Pakistanis interviewed by The Associated Press on Wednesday generally agreed the Taliban had lost any luster they had.

“This bunch of people using the garb of Islam cannot be friends of Muslims and Pakistan,” said Asif Jawed, 35, a pharmacy owner. “They should be eliminated at all cost.”

Raza Jafer, 29, a sales executive in the largest city of Karachi, said the survey results made sense because the Taliban have brought us to a situation “which is full of fear.”

But another Pakistani interviewed in the same city said he doubted the results, insisting the Taliban were “nice and good people.”


“If 80 percent think otherwise, their thinking is erratic,” said Murtaza Husain, a 24-year-old security guard. “And that is because they have been living in a society very much overwhelmed by the American culture.”

The poll said that 78 percent of the respondents supported shutting down Taliban bases in Pakistan used in efforts to overthrow the Afghan government, but 81 percent of respondents oppose U.S. missile strikes on such camps.

Washington says the Taliban is using Pakistan’s tribal belt as a safe haven for launching attacks on U.S. and other western forces in Afghanistan, and has pushed Islamabad to crack down on the militants.

The U.S. has also fired more than 40 missiles at suspected militant targets in the tribal regions over the last year – including a strike last week that killed 80 people. The drone attacks have killed many militants but have served as a rallying cry for the insurgents. is a project involving research centers around the world that is managed by the Program on International Policy Attitudes at the University of Maryland.


Associated Press writers Nahal Toosi in Islamabad, Khalid Tanveer in Multan and Ashraf Khan in Karachi contributed to this report.

Only subscribers are eligible to post comments. Please subscribe or login first for digital access.

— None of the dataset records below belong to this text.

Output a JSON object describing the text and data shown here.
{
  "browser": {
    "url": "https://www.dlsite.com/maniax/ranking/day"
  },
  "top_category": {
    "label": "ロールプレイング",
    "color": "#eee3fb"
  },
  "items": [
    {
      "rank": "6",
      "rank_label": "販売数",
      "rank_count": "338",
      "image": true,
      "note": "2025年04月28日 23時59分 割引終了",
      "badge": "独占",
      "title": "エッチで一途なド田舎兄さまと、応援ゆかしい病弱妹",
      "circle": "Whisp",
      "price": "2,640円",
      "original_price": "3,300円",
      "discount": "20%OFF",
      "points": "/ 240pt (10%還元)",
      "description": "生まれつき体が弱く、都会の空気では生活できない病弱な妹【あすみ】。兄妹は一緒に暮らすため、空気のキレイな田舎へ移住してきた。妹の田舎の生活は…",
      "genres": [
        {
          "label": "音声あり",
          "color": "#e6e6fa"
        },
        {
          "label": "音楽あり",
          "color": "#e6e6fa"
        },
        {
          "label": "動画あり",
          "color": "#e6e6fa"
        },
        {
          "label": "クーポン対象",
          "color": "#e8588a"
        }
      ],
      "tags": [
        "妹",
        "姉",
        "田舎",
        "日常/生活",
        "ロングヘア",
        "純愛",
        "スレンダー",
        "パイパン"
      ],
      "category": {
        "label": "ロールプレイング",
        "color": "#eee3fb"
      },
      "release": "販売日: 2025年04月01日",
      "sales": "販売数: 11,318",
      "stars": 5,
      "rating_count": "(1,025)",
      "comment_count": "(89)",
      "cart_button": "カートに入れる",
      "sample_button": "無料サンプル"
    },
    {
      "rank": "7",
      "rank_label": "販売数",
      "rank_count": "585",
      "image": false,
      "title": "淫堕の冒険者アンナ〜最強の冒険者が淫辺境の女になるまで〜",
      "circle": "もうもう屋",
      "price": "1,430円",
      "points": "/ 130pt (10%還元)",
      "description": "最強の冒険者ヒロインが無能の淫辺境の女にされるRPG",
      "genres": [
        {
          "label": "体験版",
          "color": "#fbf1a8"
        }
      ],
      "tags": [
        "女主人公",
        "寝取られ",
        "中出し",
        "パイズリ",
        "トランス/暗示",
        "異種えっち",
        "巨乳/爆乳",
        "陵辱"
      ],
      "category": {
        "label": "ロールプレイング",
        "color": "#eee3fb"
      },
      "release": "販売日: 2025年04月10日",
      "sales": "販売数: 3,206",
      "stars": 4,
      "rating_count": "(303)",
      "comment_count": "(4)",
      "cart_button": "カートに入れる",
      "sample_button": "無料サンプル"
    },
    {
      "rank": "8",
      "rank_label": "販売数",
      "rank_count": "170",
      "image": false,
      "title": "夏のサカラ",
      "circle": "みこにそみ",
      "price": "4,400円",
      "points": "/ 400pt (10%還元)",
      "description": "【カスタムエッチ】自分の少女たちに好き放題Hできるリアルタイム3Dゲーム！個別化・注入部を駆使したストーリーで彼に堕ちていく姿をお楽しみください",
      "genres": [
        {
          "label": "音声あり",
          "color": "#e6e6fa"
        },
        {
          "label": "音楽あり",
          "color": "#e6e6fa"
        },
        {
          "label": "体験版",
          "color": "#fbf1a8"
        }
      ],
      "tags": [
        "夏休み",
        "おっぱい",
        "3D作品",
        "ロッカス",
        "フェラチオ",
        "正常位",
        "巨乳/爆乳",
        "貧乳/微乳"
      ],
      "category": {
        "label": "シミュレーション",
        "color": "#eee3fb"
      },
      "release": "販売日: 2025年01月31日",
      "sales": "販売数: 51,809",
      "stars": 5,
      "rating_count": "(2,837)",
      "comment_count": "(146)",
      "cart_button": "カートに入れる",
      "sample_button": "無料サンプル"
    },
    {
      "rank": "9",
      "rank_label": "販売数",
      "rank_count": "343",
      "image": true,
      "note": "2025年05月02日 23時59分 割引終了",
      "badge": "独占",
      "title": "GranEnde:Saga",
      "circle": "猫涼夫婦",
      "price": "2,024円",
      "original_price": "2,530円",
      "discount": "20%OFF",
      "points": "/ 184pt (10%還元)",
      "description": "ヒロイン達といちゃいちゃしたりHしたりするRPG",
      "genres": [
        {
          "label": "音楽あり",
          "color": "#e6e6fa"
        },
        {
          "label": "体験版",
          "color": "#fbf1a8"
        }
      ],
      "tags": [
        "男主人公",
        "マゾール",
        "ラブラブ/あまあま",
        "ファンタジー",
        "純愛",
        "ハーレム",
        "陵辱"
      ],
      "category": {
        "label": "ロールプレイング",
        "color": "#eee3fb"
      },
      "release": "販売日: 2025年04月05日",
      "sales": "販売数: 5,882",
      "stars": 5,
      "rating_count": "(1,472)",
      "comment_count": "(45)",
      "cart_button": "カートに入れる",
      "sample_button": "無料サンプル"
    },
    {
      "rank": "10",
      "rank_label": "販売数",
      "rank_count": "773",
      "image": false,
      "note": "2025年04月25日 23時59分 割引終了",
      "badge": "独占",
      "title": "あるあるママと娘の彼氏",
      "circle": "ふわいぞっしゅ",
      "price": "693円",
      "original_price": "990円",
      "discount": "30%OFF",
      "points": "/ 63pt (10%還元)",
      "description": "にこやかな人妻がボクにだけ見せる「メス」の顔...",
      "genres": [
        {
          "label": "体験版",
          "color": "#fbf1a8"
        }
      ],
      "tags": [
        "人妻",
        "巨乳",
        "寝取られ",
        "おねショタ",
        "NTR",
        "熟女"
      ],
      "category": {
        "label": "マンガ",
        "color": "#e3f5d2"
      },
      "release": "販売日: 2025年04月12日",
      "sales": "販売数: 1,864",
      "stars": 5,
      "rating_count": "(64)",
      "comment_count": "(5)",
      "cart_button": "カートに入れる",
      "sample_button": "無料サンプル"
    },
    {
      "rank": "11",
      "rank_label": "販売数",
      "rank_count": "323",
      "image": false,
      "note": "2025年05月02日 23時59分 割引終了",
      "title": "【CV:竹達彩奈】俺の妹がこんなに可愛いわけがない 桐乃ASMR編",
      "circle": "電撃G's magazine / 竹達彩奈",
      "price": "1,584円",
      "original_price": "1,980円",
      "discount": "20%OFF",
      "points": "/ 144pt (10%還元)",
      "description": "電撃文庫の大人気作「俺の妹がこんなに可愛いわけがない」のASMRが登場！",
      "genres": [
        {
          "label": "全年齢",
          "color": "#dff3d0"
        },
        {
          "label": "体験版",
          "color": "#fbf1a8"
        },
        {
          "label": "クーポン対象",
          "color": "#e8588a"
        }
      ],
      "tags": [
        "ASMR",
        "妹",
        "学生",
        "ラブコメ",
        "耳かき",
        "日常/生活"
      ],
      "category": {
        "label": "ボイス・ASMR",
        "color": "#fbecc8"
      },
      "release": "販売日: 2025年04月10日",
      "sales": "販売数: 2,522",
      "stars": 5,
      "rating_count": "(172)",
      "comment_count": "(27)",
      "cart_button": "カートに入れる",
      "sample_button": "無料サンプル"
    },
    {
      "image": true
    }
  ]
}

Here’s why.

Use the form below to reset your password. When you've submitted your account email, we will send an email with a reset code.